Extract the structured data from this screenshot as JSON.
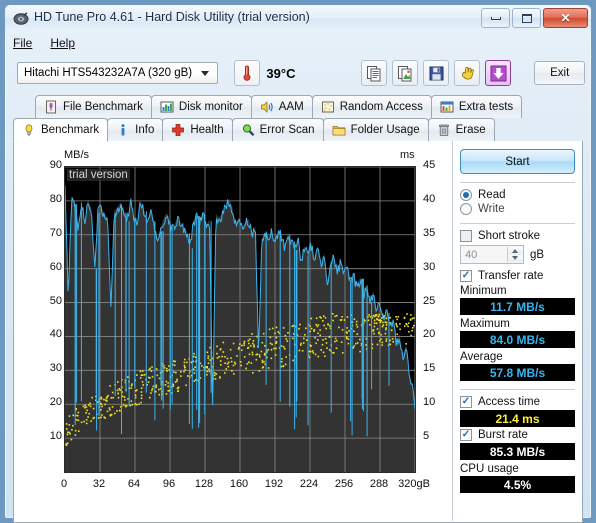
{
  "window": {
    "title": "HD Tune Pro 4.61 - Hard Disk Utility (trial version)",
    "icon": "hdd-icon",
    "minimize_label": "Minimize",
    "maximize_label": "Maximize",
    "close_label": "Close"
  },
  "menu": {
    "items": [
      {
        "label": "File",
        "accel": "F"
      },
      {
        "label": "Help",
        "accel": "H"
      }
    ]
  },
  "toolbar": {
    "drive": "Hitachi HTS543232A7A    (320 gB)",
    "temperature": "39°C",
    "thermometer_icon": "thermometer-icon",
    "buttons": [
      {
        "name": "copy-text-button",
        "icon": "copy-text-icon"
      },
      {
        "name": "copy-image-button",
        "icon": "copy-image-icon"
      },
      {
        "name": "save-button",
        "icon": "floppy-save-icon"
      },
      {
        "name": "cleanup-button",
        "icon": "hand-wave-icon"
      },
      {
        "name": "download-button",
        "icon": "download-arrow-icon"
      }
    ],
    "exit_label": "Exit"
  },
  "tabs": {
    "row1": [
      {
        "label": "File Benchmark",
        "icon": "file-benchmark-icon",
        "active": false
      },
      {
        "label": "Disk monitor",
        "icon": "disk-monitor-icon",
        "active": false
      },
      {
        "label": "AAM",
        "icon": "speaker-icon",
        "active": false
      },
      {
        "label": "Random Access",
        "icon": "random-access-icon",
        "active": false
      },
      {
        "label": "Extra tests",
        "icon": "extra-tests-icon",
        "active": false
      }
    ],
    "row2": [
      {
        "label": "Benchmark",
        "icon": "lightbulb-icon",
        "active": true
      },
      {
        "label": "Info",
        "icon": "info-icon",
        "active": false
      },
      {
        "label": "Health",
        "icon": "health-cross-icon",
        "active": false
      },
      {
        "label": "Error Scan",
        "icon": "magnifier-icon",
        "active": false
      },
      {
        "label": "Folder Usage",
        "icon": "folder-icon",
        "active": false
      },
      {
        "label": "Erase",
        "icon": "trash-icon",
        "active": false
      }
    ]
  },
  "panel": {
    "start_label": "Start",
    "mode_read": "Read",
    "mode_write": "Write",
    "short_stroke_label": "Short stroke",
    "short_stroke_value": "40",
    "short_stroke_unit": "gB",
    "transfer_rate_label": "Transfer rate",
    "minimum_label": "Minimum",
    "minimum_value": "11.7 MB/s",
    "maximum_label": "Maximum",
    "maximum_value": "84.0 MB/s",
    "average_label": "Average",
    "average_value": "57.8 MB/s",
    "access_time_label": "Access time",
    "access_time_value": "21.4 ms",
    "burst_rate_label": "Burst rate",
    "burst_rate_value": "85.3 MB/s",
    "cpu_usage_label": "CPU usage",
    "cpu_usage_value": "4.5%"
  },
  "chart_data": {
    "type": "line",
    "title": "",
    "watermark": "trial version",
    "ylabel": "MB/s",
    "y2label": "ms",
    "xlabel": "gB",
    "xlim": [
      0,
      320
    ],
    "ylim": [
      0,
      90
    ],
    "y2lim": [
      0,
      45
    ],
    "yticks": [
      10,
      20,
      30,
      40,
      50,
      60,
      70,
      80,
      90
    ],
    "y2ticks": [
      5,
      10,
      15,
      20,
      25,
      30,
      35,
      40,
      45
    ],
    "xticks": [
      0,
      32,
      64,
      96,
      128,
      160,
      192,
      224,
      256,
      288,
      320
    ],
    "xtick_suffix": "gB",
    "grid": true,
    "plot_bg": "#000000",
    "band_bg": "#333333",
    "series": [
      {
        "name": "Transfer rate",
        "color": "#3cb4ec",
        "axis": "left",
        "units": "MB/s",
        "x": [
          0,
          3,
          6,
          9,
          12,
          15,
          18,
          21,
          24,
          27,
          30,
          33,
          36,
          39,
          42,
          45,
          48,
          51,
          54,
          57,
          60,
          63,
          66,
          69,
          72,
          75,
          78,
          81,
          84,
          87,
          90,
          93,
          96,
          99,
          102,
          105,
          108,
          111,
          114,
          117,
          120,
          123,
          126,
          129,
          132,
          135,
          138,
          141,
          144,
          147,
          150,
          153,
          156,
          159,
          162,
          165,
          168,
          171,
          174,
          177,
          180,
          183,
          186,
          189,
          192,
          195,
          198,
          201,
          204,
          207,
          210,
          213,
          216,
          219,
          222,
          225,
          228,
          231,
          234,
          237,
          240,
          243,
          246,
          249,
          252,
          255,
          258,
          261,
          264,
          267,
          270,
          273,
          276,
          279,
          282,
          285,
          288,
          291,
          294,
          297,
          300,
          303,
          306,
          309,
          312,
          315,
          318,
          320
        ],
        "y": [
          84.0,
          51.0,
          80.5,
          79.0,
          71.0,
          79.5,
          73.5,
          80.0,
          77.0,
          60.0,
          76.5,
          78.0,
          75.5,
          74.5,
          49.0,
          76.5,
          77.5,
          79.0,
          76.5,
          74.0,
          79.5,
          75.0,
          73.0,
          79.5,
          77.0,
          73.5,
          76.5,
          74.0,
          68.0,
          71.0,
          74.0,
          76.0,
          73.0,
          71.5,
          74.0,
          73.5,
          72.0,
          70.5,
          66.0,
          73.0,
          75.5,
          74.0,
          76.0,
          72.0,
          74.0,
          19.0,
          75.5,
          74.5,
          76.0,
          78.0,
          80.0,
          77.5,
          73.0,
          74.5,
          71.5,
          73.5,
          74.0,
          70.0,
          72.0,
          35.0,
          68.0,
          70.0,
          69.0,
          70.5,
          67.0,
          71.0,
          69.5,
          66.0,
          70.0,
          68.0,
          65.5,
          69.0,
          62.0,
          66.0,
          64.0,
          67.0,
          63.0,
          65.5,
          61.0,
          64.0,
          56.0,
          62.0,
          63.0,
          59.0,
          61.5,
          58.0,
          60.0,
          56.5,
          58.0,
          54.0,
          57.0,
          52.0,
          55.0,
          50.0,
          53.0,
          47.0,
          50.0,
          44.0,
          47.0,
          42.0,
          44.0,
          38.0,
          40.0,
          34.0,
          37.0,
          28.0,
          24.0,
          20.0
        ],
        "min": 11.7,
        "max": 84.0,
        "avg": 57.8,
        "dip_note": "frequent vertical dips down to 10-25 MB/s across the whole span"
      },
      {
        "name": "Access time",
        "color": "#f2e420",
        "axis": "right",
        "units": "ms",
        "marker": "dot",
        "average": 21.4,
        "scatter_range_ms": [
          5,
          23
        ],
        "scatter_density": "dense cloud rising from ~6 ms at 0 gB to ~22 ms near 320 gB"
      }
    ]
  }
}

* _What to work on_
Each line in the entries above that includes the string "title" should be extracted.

* _Written answer_
    "title": "HD Tune Pro 4.61 - Hard Disk Utility (trial version)",
    "title": "",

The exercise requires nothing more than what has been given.